(Data to examine)
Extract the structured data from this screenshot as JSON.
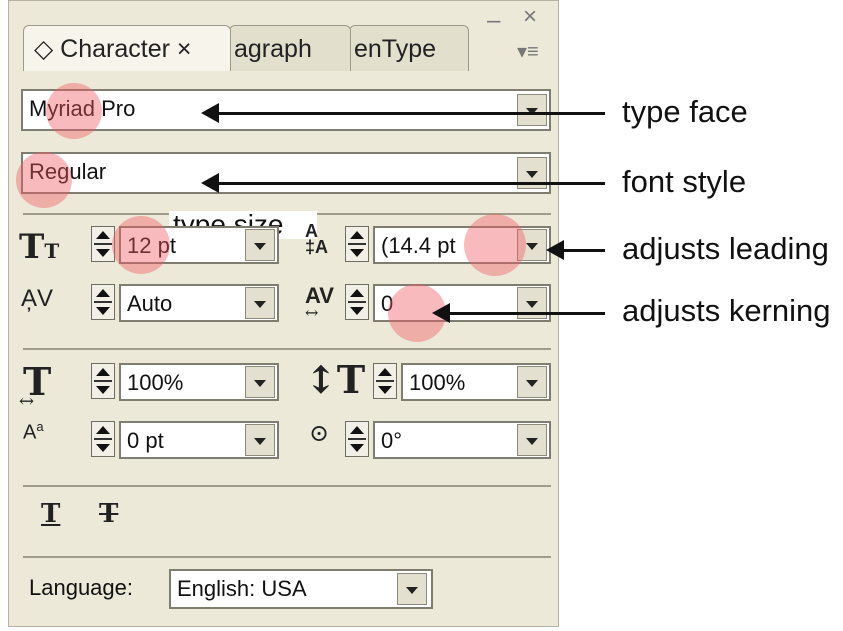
{
  "panel": {
    "tabs": [
      {
        "label": "◇ Character ×",
        "active": true
      },
      {
        "label": "agraph",
        "active": false
      },
      {
        "label": "enType",
        "active": false
      }
    ],
    "controls": {
      "minimize": "–",
      "close": "×",
      "menu": "▾≡"
    }
  },
  "font_family": {
    "value": "Myriad Pro"
  },
  "font_style": {
    "value": "Regular"
  },
  "type_size_label": "type size",
  "size": {
    "value": "12 pt"
  },
  "leading": {
    "value": "(14.4 pt"
  },
  "kerning": {
    "value": "Auto"
  },
  "tracking": {
    "value": "0"
  },
  "vertical_scale": {
    "value": "100%"
  },
  "horizontal_scale": {
    "value": "100%"
  },
  "baseline_shift": {
    "value": "0 pt"
  },
  "rotation": {
    "value": "0°"
  },
  "language": {
    "label": "Language:",
    "value": "English: USA"
  },
  "annotations": {
    "typeface": "type face",
    "fontstyle": "font style",
    "leading": "adjusts leading",
    "kerning": "adjusts kerning"
  },
  "colors": {
    "highlight": "#f05a64",
    "panel_bg": "#ece9d8"
  }
}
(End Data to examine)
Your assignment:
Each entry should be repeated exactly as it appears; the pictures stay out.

Exercise response:
Extract the structured data from this screenshot as JSON.
{
  "panel": {
    "tabs": [
      {
        "label": "◇ Character ×",
        "active": true
      },
      {
        "label": "agraph",
        "active": false
      },
      {
        "label": "enType",
        "active": false
      }
    ],
    "controls": {
      "minimize": "–",
      "close": "×",
      "menu": "▾≡"
    }
  },
  "font_family": {
    "value": "Myriad Pro"
  },
  "font_style": {
    "value": "Regular"
  },
  "type_size_label": "type size",
  "size": {
    "value": "12 pt"
  },
  "leading": {
    "value": "(14.4 pt"
  },
  "kerning": {
    "value": "Auto"
  },
  "tracking": {
    "value": "0"
  },
  "vertical_scale": {
    "value": "100%"
  },
  "horizontal_scale": {
    "value": "100%"
  },
  "baseline_shift": {
    "value": "0 pt"
  },
  "rotation": {
    "value": "0°"
  },
  "language": {
    "label": "Language:",
    "value": "English: USA"
  },
  "annotations": {
    "typeface": "type face",
    "fontstyle": "font style",
    "leading": "adjusts leading",
    "kerning": "adjusts kerning"
  },
  "colors": {
    "highlight": "#f05a64",
    "panel_bg": "#ece9d8"
  }
}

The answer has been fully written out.